# What you are asked to do:
Give back every line of the data exactly. Pictures are not part of the copy.

Supplied material: Begin

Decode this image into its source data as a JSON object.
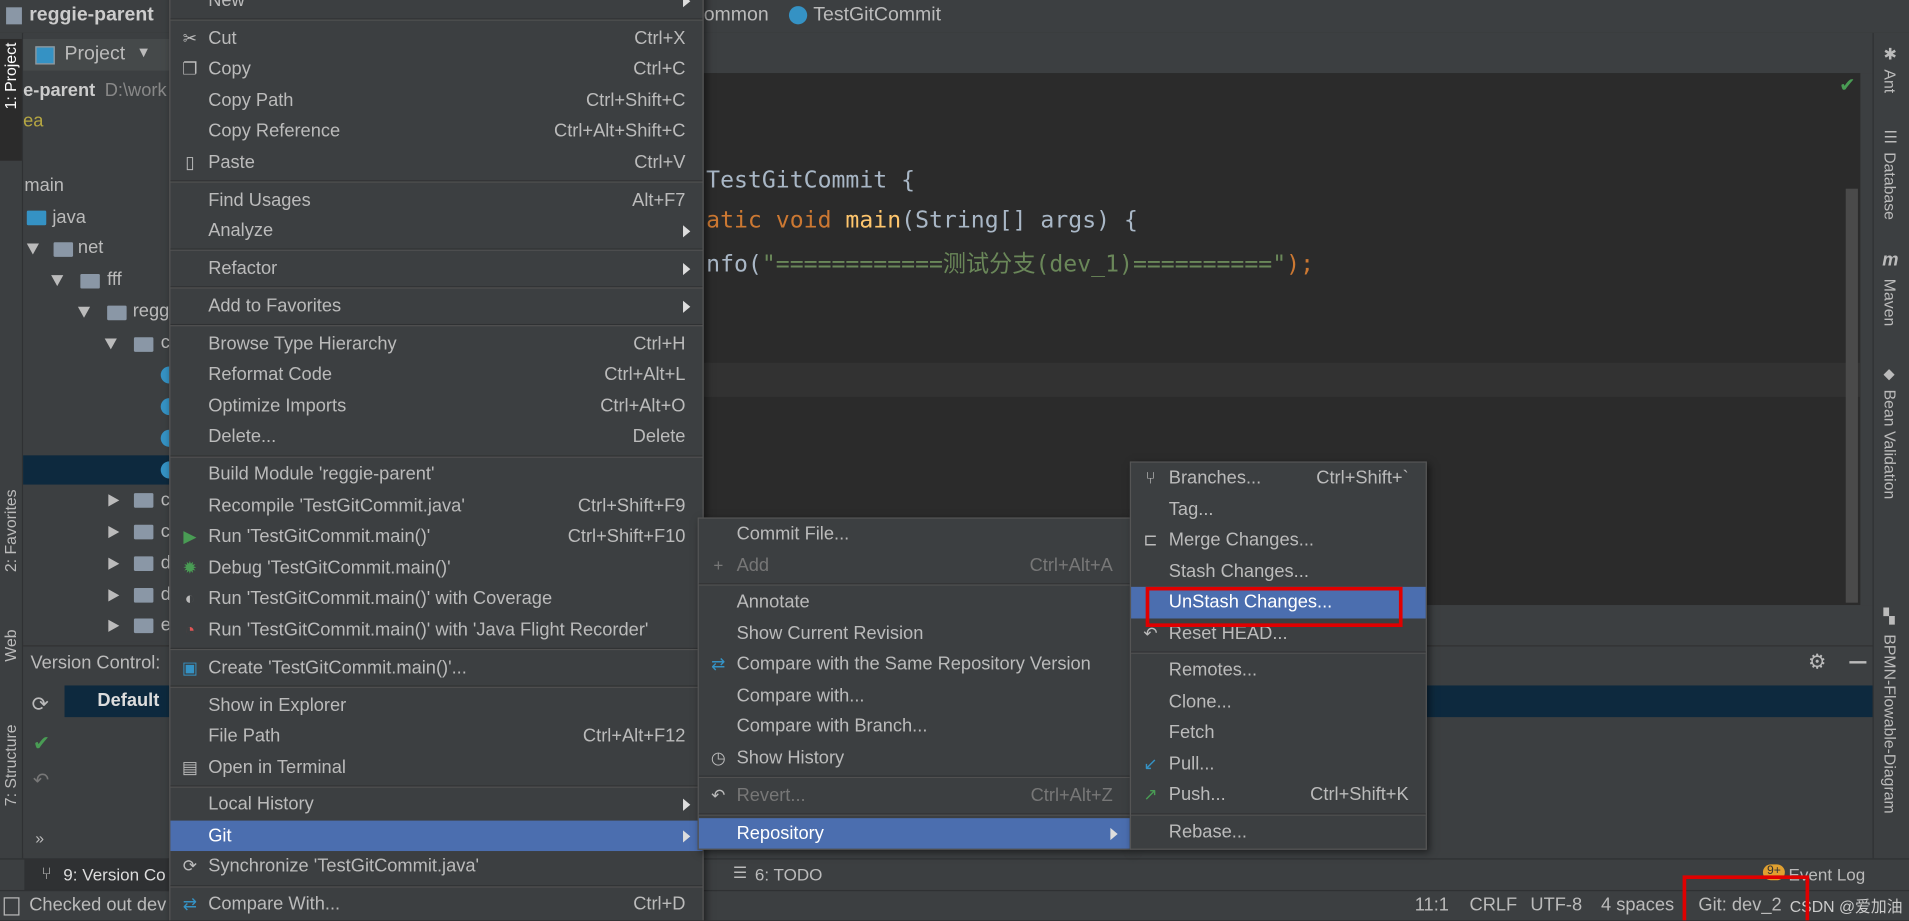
{
  "navbar": {
    "project": "reggie-parent",
    "crumb_partial": "ommon",
    "file": "TestGitCommit"
  },
  "left_tools": {
    "project": "1: Project",
    "favorites": "2: Favorites",
    "web": "Web",
    "structure": "7: Structure"
  },
  "right_tools": {
    "ant": "Ant",
    "database": "Database",
    "maven": "Maven",
    "bean": "Bean Validation",
    "bpmn": "BPMN-Flowable-Diagram"
  },
  "project_panel": {
    "title": "Project",
    "root": "e-parent",
    "root_path": "D:\\work",
    "idea": "ea",
    "tree": {
      "main": "main",
      "java": "java",
      "net": "net",
      "fff": "fff",
      "reggie": "regg",
      "c": "c",
      "c2": "c",
      "c3": "c",
      "d1": "d",
      "d2": "d",
      "e": "e"
    }
  },
  "editor": {
    "line1": {
      "name": "TestGitCommit {"
    },
    "line2": {
      "kw": "atic void ",
      "fn": "main",
      "rest": "(String[] args) {"
    },
    "line3": {
      "pre": "nfo(",
      "str": "\"============测试分支(dev_1)==========\"",
      "post": ");"
    }
  },
  "version_control": {
    "title": "Version Control:",
    "row": "Default"
  },
  "bottom_tools": {
    "vc": "9: Version Co",
    "todo": "6: TODO",
    "event_log": "Event Log",
    "event_badge": "9+"
  },
  "status": {
    "message": "Checked out dev",
    "position": "11:1",
    "line_sep": "CRLF",
    "encoding": "UTF-8",
    "indent": "4 spaces",
    "git": "Git: dev_2",
    "watermark": "CSDN @爱加油"
  },
  "context_menu": [
    {
      "label": "New",
      "submenu": true
    },
    {
      "sep": true
    },
    {
      "label": "Cut",
      "shortcut": "Ctrl+X",
      "icon": "scissors"
    },
    {
      "label": "Copy",
      "shortcut": "Ctrl+C",
      "icon": "copy"
    },
    {
      "label": "Copy Path",
      "shortcut": "Ctrl+Shift+C"
    },
    {
      "label": "Copy Reference",
      "shortcut": "Ctrl+Alt+Shift+C"
    },
    {
      "label": "Paste",
      "shortcut": "Ctrl+V",
      "icon": "clipboard"
    },
    {
      "sep": true
    },
    {
      "label": "Find Usages",
      "shortcut": "Alt+F7"
    },
    {
      "label": "Analyze",
      "submenu": true
    },
    {
      "sep": true
    },
    {
      "label": "Refactor",
      "submenu": true
    },
    {
      "sep": true
    },
    {
      "label": "Add to Favorites",
      "submenu": true
    },
    {
      "sep": true
    },
    {
      "label": "Browse Type Hierarchy",
      "shortcut": "Ctrl+H"
    },
    {
      "label": "Reformat Code",
      "shortcut": "Ctrl+Alt+L"
    },
    {
      "label": "Optimize Imports",
      "shortcut": "Ctrl+Alt+O"
    },
    {
      "label": "Delete...",
      "shortcut": "Delete"
    },
    {
      "sep": true
    },
    {
      "label": "Build Module 'reggie-parent'"
    },
    {
      "label": "Recompile 'TestGitCommit.java'",
      "shortcut": "Ctrl+Shift+F9"
    },
    {
      "label": "Run 'TestGitCommit.main()'",
      "shortcut": "Ctrl+Shift+F10",
      "icon": "run"
    },
    {
      "label": "Debug 'TestGitCommit.main()'",
      "icon": "debug"
    },
    {
      "label": "Run 'TestGitCommit.main()' with Coverage",
      "icon": "coverage"
    },
    {
      "label": "Run 'TestGitCommit.main()' with 'Java Flight Recorder'",
      "icon": "profiler"
    },
    {
      "sep": true
    },
    {
      "label": "Create 'TestGitCommit.main()'...",
      "icon": "window"
    },
    {
      "sep": true
    },
    {
      "label": "Show in Explorer"
    },
    {
      "label": "File Path",
      "shortcut": "Ctrl+Alt+F12"
    },
    {
      "label": "Open in Terminal",
      "icon": "terminal"
    },
    {
      "sep": true
    },
    {
      "label": "Local History",
      "submenu": true
    },
    {
      "label": "Git",
      "submenu": true,
      "highlighted": true
    },
    {
      "label": "Synchronize 'TestGitCommit.java'",
      "icon": "sync"
    },
    {
      "sep": true
    },
    {
      "label": "Compare With...",
      "shortcut": "Ctrl+D",
      "icon": "compare"
    },
    {
      "sep": true
    }
  ],
  "git_menu": [
    {
      "label": "Commit File..."
    },
    {
      "label": "Add",
      "shortcut": "Ctrl+Alt+A",
      "icon": "plus",
      "disabled": true
    },
    {
      "sep": true
    },
    {
      "label": "Annotate"
    },
    {
      "label": "Show Current Revision"
    },
    {
      "label": "Compare with the Same Repository Version",
      "icon": "compare"
    },
    {
      "label": "Compare with..."
    },
    {
      "label": "Compare with Branch..."
    },
    {
      "label": "Show History",
      "icon": "clock"
    },
    {
      "sep": true
    },
    {
      "label": "Revert...",
      "shortcut": "Ctrl+Alt+Z",
      "icon": "undo",
      "disabled": true
    },
    {
      "sep": true
    },
    {
      "label": "Repository",
      "submenu": true,
      "highlighted": true
    }
  ],
  "repository_menu": [
    {
      "label": "Branches...",
      "shortcut": "Ctrl+Shift+`",
      "icon": "branch"
    },
    {
      "label": "Tag..."
    },
    {
      "label": "Merge Changes...",
      "icon": "merge"
    },
    {
      "label": "Stash Changes..."
    },
    {
      "label": "UnStash Changes...",
      "highlighted": true
    },
    {
      "label": "Reset HEAD...",
      "icon": "undo"
    },
    {
      "sep": true
    },
    {
      "label": "Remotes..."
    },
    {
      "label": "Clone..."
    },
    {
      "label": "Fetch"
    },
    {
      "label": "Pull...",
      "icon": "pull"
    },
    {
      "label": "Push...",
      "shortcut": "Ctrl+Shift+K",
      "icon": "push"
    },
    {
      "sep": true
    },
    {
      "label": "Rebase..."
    }
  ],
  "colors": {
    "menu_bg": "#3c3f41",
    "highlight": "#4b6eaf",
    "editor_bg": "#2b2b2b",
    "annotation_red": "#e00000",
    "keyword": "#cc7832",
    "string": "#6a8759"
  }
}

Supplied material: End

# Finished exercise:
Decode this image into its source data as a JSON object.
{
  "navbar": {
    "project": "reggie-parent",
    "crumb_partial": "ommon",
    "file": "TestGitCommit"
  },
  "left_tools": {
    "project": "1: Project",
    "favorites": "2: Favorites",
    "web": "Web",
    "structure": "7: Structure"
  },
  "right_tools": {
    "ant": "Ant",
    "database": "Database",
    "maven": "Maven",
    "bean": "Bean Validation",
    "bpmn": "BPMN-Flowable-Diagram"
  },
  "project_panel": {
    "title": "Project",
    "root": "e-parent",
    "root_path": "D:\\work",
    "idea": "ea",
    "tree": {
      "main": "main",
      "java": "java",
      "net": "net",
      "fff": "fff",
      "reggie": "regg",
      "c": "c",
      "c2": "c",
      "c3": "c",
      "d1": "d",
      "d2": "d",
      "e": "e"
    }
  },
  "editor": {
    "line1": {
      "name": "TestGitCommit {"
    },
    "line2": {
      "kw": "atic void ",
      "fn": "main",
      "rest": "(String[] args) {"
    },
    "line3": {
      "pre": "nfo(",
      "str": "\"============测试分支(dev_1)==========\"",
      "post": ");"
    }
  },
  "version_control": {
    "title": "Version Control:",
    "row": "Default"
  },
  "bottom_tools": {
    "vc": "9: Version Co",
    "todo": "6: TODO",
    "event_log": "Event Log",
    "event_badge": "9+"
  },
  "status": {
    "message": "Checked out dev",
    "position": "11:1",
    "line_sep": "CRLF",
    "encoding": "UTF-8",
    "indent": "4 spaces",
    "git": "Git: dev_2",
    "watermark": "CSDN @爱加油"
  },
  "context_menu": [
    {
      "label": "New",
      "submenu": true
    },
    {
      "sep": true
    },
    {
      "label": "Cut",
      "shortcut": "Ctrl+X",
      "icon": "scissors"
    },
    {
      "label": "Copy",
      "shortcut": "Ctrl+C",
      "icon": "copy"
    },
    {
      "label": "Copy Path",
      "shortcut": "Ctrl+Shift+C"
    },
    {
      "label": "Copy Reference",
      "shortcut": "Ctrl+Alt+Shift+C"
    },
    {
      "label": "Paste",
      "shortcut": "Ctrl+V",
      "icon": "clipboard"
    },
    {
      "sep": true
    },
    {
      "label": "Find Usages",
      "shortcut": "Alt+F7"
    },
    {
      "label": "Analyze",
      "submenu": true
    },
    {
      "sep": true
    },
    {
      "label": "Refactor",
      "submenu": true
    },
    {
      "sep": true
    },
    {
      "label": "Add to Favorites",
      "submenu": true
    },
    {
      "sep": true
    },
    {
      "label": "Browse Type Hierarchy",
      "shortcut": "Ctrl+H"
    },
    {
      "label": "Reformat Code",
      "shortcut": "Ctrl+Alt+L"
    },
    {
      "label": "Optimize Imports",
      "shortcut": "Ctrl+Alt+O"
    },
    {
      "label": "Delete...",
      "shortcut": "Delete"
    },
    {
      "sep": true
    },
    {
      "label": "Build Module 'reggie-parent'"
    },
    {
      "label": "Recompile 'TestGitCommit.java'",
      "shortcut": "Ctrl+Shift+F9"
    },
    {
      "label": "Run 'TestGitCommit.main()'",
      "shortcut": "Ctrl+Shift+F10",
      "icon": "run"
    },
    {
      "label": "Debug 'TestGitCommit.main()'",
      "icon": "debug"
    },
    {
      "label": "Run 'TestGitCommit.main()' with Coverage",
      "icon": "coverage"
    },
    {
      "label": "Run 'TestGitCommit.main()' with 'Java Flight Recorder'",
      "icon": "profiler"
    },
    {
      "sep": true
    },
    {
      "label": "Create 'TestGitCommit.main()'...",
      "icon": "window"
    },
    {
      "sep": true
    },
    {
      "label": "Show in Explorer"
    },
    {
      "label": "File Path",
      "shortcut": "Ctrl+Alt+F12"
    },
    {
      "label": "Open in Terminal",
      "icon": "terminal"
    },
    {
      "sep": true
    },
    {
      "label": "Local History",
      "submenu": true
    },
    {
      "label": "Git",
      "submenu": true,
      "highlighted": true
    },
    {
      "label": "Synchronize 'TestGitCommit.java'",
      "icon": "sync"
    },
    {
      "sep": true
    },
    {
      "label": "Compare With...",
      "shortcut": "Ctrl+D",
      "icon": "compare"
    },
    {
      "sep": true
    }
  ],
  "git_menu": [
    {
      "label": "Commit File..."
    },
    {
      "label": "Add",
      "shortcut": "Ctrl+Alt+A",
      "icon": "plus",
      "disabled": true
    },
    {
      "sep": true
    },
    {
      "label": "Annotate"
    },
    {
      "label": "Show Current Revision"
    },
    {
      "label": "Compare with the Same Repository Version",
      "icon": "compare"
    },
    {
      "label": "Compare with..."
    },
    {
      "label": "Compare with Branch..."
    },
    {
      "label": "Show History",
      "icon": "clock"
    },
    {
      "sep": true
    },
    {
      "label": "Revert...",
      "shortcut": "Ctrl+Alt+Z",
      "icon": "undo",
      "disabled": true
    },
    {
      "sep": true
    },
    {
      "label": "Repository",
      "submenu": true,
      "highlighted": true
    }
  ],
  "repository_menu": [
    {
      "label": "Branches...",
      "shortcut": "Ctrl+Shift+`",
      "icon": "branch"
    },
    {
      "label": "Tag..."
    },
    {
      "label": "Merge Changes...",
      "icon": "merge"
    },
    {
      "label": "Stash Changes..."
    },
    {
      "label": "UnStash Changes...",
      "highlighted": true
    },
    {
      "label": "Reset HEAD...",
      "icon": "undo"
    },
    {
      "sep": true
    },
    {
      "label": "Remotes..."
    },
    {
      "label": "Clone..."
    },
    {
      "label": "Fetch"
    },
    {
      "label": "Pull...",
      "icon": "pull"
    },
    {
      "label": "Push...",
      "shortcut": "Ctrl+Shift+K",
      "icon": "push"
    },
    {
      "sep": true
    },
    {
      "label": "Rebase..."
    }
  ],
  "colors": {
    "menu_bg": "#3c3f41",
    "highlight": "#4b6eaf",
    "editor_bg": "#2b2b2b",
    "annotation_red": "#e00000",
    "keyword": "#cc7832",
    "string": "#6a8759"
  }
}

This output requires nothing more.